LOS ANGELES TIMES
Thursday September 08, 2005
Time Is Running Out for Stranded Pets
* Thousands of dogs, cats and other animals left behind by hurricane evacuees are slowly dying as rescuers struggle to save them.
Half his house, near the
In recent months, Block's father and two sisters died of cancer. Now, with $116 in his pocket, Block is hoping to start a new life somewhere else with his dogs.
"It's what I live for," Block said as he nuzzled and petted his three canines. "My girls."
These are tough times in the

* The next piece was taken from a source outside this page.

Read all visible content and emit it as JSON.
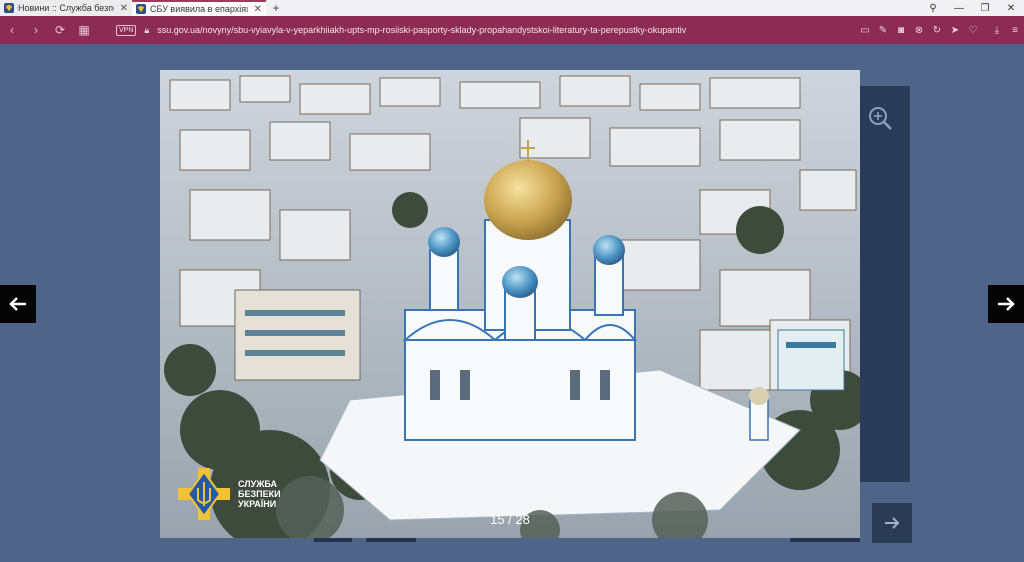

That's as true for the thousands of human survivors who still haven't fled their ravaged city as it is for the hundreds of dogs, cats, birds, reptiles and other pets that have been left behind to fend for themselves. Some are still grimly hanging onto life. They sit forlornly on the rooftops of flooded homes, slowly starving to death as rescuers in boats ignore them, looking for people instead. Some have even tried swimming to boats, only to be rebuffed.
Many other pets didn't make it, and their bodies now lie in pools of scummy water or by the side of highways. Even those lucky animals whose owners refused to part with them, come hell or high water, have been suffering right alongside their masters.
Like so many of the problems in this frazzled city, the scale of the abandoned-animal crisis caught even experienced players off guard.
"It was obviously worse than anyone imagined," Wayne Pacelle, president and chief executive of the Humane Society of the
The society has about 250 workers in the storm-hit area "as part of a team that we're controlling," including workers from
"We were on the ground Tuesday, the day after the hurricane hit, but we were excluded from going in by state and federal authorities for the first several days," Pacelle said. "We've received 2,000 e-mails and phone calls from people who evacuated from
Pacelle said there may be 50,000 pets trapped in
Earlier during the crisis, rescuers had been ordered to save people but leave their pets. But "that works against the larger imperatives for disaster relief because people will not leave without their pets, and many people will go back in to get their pets," Pacelle said.
Animal rescue workers slog through the water and muck carrying crowbars to pry open or smash their way into houses where pets are believed to be. "I've been bitten, scratched, had [my] head cracked open," said Jane Garrison, a volunteer rescuer from
Many animals, cats especially, won't come when called, so Garrison and others spend hours peering into unfamiliar nooks and crannies, cooing and soothing and finally grabbing. If they can't find the escaped animal, they'll put out a bowl of food and water and make note of the location. They've crawled into houses surrounded by fire, and pulled dogs off rooftops that are sagging and about to collapse.
"The suffering is overwhelming," Garrison said. "Sometimes they have food left, but all their water is gone. Every second is critical."
The good news is that so far, most of the animals left indoors seem to be alive.
More aid may be coming. Information is available on the Internet at katrina.petfinder.com. The ASPCA also has a searchable online database to help reunite pets with their owners. Volunteers who want to help can register on the society's website.
Several temporary animal shelters have been set up around southern
One such shelter in
Besides pets, the flooding has damaged some of
After seeing how Hurricane Andrew nearly leveled
At the edge of the French Quarter on Wednesday morning, Steve Dey, 39, was hand-painting an impromptu street sign that he hoped might draw some help.
Dey and his wife, Dewanda, 38, have been looking after the pet dogs of two elderly neighbors who fled the city a couple of days ago and are now barred by disaster officials from returning.
Since the hurricane struck, Dey has seen many instances of human beings not at their best. "The people around here, they love their dogs more than they love their fellow man, and rightly so," said Dey, who manages a small grocery store in the French Quarter. "Sad thing is, the animals around here are better behaved than the people. They're trained. They're not violent. You can walk 'em around without leashes."
By late Wednesday morning, a faint hope had arisen as a handful of residents, feeling deserted by authorities, chartered a bus to take them and their pets to
As they waited, a detachment of U.S. Army soldiers arrived to say that the federal government would fly people and their pets for free to any destination they chose.
Capt. Jamie Uptgraft said he and his men had spent the last two days rounding up animals and persuading their owners to leave the devastated city. "As long as they're in a cage, we'll take 'em," he said of the pets.
That was welcome news to Chris Buchner, 46, and her husband, Charlie Lilly, 46, who were lugging their two cats, Rose, 18, and Lucy, 5, with them in cages, along with their luggage, as they headed toward the arranged pickup point on the edge of the French Quarter.
The couple said they had spent days hiding in their home, afraid to come out while thugs roamed the streets firing guns.
"We really thought we'd come to the end because it was Armageddon out there," Buchner said.
Johnson reported from